*What you will do:* Output the entries that follow, word for word.

========================

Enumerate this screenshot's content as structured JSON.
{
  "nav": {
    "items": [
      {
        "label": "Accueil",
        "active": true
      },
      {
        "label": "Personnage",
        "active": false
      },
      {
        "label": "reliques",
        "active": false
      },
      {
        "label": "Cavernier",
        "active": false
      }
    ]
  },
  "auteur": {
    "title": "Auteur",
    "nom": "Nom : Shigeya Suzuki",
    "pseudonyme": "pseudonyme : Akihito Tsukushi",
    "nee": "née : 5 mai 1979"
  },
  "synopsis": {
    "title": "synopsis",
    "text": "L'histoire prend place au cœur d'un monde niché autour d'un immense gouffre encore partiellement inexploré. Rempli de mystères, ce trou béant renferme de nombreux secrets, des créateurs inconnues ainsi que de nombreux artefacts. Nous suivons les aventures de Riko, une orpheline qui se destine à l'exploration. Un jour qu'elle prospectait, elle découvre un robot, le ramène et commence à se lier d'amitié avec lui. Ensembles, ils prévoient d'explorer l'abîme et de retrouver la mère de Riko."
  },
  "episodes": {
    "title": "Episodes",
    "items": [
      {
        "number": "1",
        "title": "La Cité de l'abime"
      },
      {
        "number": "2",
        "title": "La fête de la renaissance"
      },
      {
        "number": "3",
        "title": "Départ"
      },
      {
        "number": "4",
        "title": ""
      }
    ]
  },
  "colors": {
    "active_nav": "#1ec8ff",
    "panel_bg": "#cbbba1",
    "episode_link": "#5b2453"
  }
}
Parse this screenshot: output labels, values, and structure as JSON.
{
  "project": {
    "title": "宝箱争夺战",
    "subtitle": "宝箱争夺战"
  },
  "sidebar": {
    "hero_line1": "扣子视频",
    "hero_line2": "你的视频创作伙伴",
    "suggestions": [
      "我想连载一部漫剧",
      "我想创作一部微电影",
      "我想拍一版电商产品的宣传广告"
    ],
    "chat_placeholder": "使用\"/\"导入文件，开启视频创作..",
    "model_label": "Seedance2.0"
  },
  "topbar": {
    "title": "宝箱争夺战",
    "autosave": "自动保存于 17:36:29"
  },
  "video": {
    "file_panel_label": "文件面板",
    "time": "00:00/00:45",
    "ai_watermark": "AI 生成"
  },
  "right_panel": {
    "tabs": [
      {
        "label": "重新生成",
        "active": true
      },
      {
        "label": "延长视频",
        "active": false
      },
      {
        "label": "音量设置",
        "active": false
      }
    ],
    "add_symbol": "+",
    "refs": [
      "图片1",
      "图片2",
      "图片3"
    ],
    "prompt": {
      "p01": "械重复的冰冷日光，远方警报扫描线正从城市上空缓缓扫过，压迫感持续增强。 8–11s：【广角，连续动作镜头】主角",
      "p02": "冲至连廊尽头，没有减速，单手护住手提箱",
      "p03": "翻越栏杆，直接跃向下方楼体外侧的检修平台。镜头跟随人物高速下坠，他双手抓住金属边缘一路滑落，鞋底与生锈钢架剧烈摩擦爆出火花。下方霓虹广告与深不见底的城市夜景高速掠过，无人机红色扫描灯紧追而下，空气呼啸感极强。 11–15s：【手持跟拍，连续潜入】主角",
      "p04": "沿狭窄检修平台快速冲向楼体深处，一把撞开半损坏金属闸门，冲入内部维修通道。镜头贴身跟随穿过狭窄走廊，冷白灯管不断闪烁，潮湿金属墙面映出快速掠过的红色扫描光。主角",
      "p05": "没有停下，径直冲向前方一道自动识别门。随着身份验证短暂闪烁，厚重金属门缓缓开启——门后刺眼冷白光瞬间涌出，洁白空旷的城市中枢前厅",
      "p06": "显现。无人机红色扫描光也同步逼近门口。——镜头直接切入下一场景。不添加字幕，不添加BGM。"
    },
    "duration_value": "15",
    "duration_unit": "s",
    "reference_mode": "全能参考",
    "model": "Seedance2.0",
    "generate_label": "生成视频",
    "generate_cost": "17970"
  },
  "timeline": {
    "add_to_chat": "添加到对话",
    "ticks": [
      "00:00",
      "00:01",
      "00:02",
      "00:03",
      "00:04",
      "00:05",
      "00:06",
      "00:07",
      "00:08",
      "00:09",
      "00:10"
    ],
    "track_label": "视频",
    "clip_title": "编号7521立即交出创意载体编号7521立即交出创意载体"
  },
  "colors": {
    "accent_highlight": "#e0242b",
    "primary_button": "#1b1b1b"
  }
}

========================

*Your solution:*
Enumerate this screenshot's content as structured JSON.
{
  "nav": {
    "items": [
      {
        "label": "Accueil",
        "active": true
      },
      {
        "label": "Personnage",
        "active": false
      },
      {
        "label": "reliques",
        "active": false
      },
      {
        "label": "Cavernier",
        "active": false
      }
    ]
  },
  "auteur": {
    "title": "Auteur",
    "nom": "Nom : Shigeya Suzuki",
    "pseudonyme": "pseudonyme : Akihito Tsukushi",
    "nee": "née : 5 mai 1979"
  },
  "synopsis": {
    "title": "synopsis",
    "text": "L'histoire prend place au cœur d'un monde niché autour d'un immense gouffre encore partiellement inexploré. Rempli de mystères, ce trou béant renferme de nombreux secrets, des créateurs inconnues ainsi que de nombreux artefacts. Nous suivons les aventures de Riko, une orpheline qui se destine à l'exploration. Un jour qu'elle prospectait, elle découvre un robot, le ramène et commence à se lier d'amitié avec lui. Ensembles, ils prévoient d'explorer l'abîme et de retrouver la mère de Riko."
  },
  "episodes": {
    "title": "Episodes",
    "items": [
      {
        "number": "1",
        "title": "La Cité de l'abime"
      },
      {
        "number": "2",
        "title": "La fête de la renaissance"
      },
      {
        "number": "3",
        "title": "Départ"
      },
      {
        "number": "4",
        "title": ""
      }
    ]
  },
  "colors": {
    "active_nav": "#1ec8ff",
    "panel_bg": "#cbbba1",
    "episode_link": "#5b2453"
  }
}
Parse this screenshot: output labels, values, and structure as JSON.
{
  "project": {
    "title": "宝箱争夺战",
    "subtitle": "宝箱争夺战"
  },
  "sidebar": {
    "hero_line1": "扣子视频",
    "hero_line2": "你的视频创作伙伴",
    "suggestions": [
      "我想连载一部漫剧",
      "我想创作一部微电影",
      "我想拍一版电商产品的宣传广告"
    ],
    "chat_placeholder": "使用\"/\"导入文件，开启视频创作..",
    "model_label": "Seedance2.0"
  },
  "topbar": {
    "title": "宝箱争夺战",
    "autosave": "自动保存于 17:36:29"
  },
  "video": {
    "file_panel_label": "文件面板",
    "time": "00:00/00:45",
    "ai_watermark": "AI 生成"
  },
  "right_panel": {
    "tabs": [
      {
        "label": "重新生成",
        "active": true
      },
      {
        "label": "延长视频",
        "active": false
      },
      {
        "label": "音量设置",
        "active": false
      }
    ],
    "add_symbol": "+",
    "refs": [
      "图片1",
      "图片2",
      "图片3"
    ],
    "prompt": {
      "p01": "械重复的冰冷日光，远方警报扫描线正从城市上空缓缓扫过，压迫感持续增强。 8–11s：【广角，连续动作镜头】主角",
      "p02": "冲至连廊尽头，没有减速，单手护住手提箱",
      "p03": "翻越栏杆，直接跃向下方楼体外侧的检修平台。镜头跟随人物高速下坠，他双手抓住金属边缘一路滑落，鞋底与生锈钢架剧烈摩擦爆出火花。下方霓虹广告与深不见底的城市夜景高速掠过，无人机红色扫描灯紧追而下，空气呼啸感极强。 11–15s：【手持跟拍，连续潜入】主角",
      "p04": "沿狭窄检修平台快速冲向楼体深处，一把撞开半损坏金属闸门，冲入内部维修通道。镜头贴身跟随穿过狭窄走廊，冷白灯管不断闪烁，潮湿金属墙面映出快速掠过的红色扫描光。主角",
      "p05": "没有停下，径直冲向前方一道自动识别门。随着身份验证短暂闪烁，厚重金属门缓缓开启——门后刺眼冷白光瞬间涌出，洁白空旷的城市中枢前厅",
      "p06": "显现。无人机红色扫描光也同步逼近门口。——镜头直接切入下一场景。不添加字幕，不添加BGM。"
    },
    "duration_value": "15",
    "duration_unit": "s",
    "reference_mode": "全能参考",
    "model": "Seedance2.0",
    "generate_label": "生成视频",
    "generate_cost": "17970"
  },
  "timeline": {
    "add_to_chat": "添加到对话",
    "ticks": [
      "00:00",
      "00:01",
      "00:02",
      "00:03",
      "00:04",
      "00:05",
      "00:06",
      "00:07",
      "00:08",
      "00:09",
      "00:10"
    ],
    "track_label": "视频",
    "clip_title": "编号7521立即交出创意载体编号7521立即交出创意载体"
  },
  "colors": {
    "accent_highlight": "#e0242b",
    "primary_button": "#1b1b1b"
  }
}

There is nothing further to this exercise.